  • This resource contains surface sediment data for Bynoe Harbour collected by Geoscience Australia (GA), the Australian Institute of Marine Science (AIMS) and Department of Land Resource Management (Northern Territory Government) during the period from 2-29 May 2016 on the RV Solander (survey SOL6432/GA4452). This project was made possible through offset funds provided by INPEX-led Ichthys LNG Project to Northern Territory Government Department of Land Resource Management, and co-investment from Geoscience Australia and Australian Institute of Marine Science. The intent of this four year (2014-2018) program is to improve knowledge of the marine environments in the Darwin and Bynoe Harbour regions by collating and collecting baseline data that enable the creation of thematic habitat maps that underpin marine resource management decisions. The specific objectives of the survey were to: 1. Obtain high resolution geophysical (bathymetry) data for outer Darwin Harbour, including Shoal Bay; 2. Characterise substrates (acoustic backscatter properties, grainsize, sediment chemistry) for outer Darwin Harbour, including Shoal Bay; and 3. Collect tidal data for the survey area. Data acquired during the survey included: multibeam sonar bathymetry and acoustic backscatter; physical samples of seabed sediments, underwater photography and video of grab sample locations and oceanographic information including tidal data and sound velocity profiles. This dataset comprises total chlorin concentrations, chlorin indices and porosity measured on seabed sediments. A detailed account of the survey is provided in Siwabessy, P.J.W., Smit, N., Atkinson, I., Dando, N., Harries, S., Howard, F.J.F., Li, J., Nicholas W.A., Picard, K., Radke, L.C., Tran, M., Williams, D. and Whiteway, T., 2016. Bynoe Harbour Marine Survey 2017: GA4452/SOL6432 Post-survey report. Record 2017/04. Geoscience Australia, Canberra. Thanks to the crew of the RV Solander for help with sample collection, Matt Carey, Craig Wintle and Andrew Hislop from the Observatories and Science Support at Geoscience Australia for technical support and Jodie Smith for reviewing the data.
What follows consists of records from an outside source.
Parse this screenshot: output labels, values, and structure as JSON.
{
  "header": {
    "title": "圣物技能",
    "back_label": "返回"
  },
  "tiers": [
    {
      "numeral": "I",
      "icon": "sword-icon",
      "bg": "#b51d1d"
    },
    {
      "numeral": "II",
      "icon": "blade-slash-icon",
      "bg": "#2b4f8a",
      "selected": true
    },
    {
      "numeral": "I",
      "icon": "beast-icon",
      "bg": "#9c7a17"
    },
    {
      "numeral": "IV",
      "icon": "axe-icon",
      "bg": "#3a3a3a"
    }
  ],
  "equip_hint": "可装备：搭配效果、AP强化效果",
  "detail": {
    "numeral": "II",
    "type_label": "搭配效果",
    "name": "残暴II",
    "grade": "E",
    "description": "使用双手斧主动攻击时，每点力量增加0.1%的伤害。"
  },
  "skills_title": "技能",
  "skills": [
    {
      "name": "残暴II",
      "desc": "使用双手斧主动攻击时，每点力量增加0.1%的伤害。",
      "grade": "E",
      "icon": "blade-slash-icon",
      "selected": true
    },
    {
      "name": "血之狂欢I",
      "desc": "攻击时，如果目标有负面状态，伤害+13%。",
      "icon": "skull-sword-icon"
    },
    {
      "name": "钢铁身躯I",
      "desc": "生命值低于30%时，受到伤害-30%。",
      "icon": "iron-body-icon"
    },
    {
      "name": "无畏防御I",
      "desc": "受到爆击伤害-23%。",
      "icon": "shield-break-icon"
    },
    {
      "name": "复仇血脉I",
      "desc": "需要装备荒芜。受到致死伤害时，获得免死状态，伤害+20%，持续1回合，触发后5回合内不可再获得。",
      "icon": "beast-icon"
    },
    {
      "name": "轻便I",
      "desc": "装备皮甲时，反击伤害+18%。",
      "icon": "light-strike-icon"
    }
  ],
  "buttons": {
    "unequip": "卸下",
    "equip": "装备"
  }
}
This dataset is published with the permission of the CEO, Geoscience Australia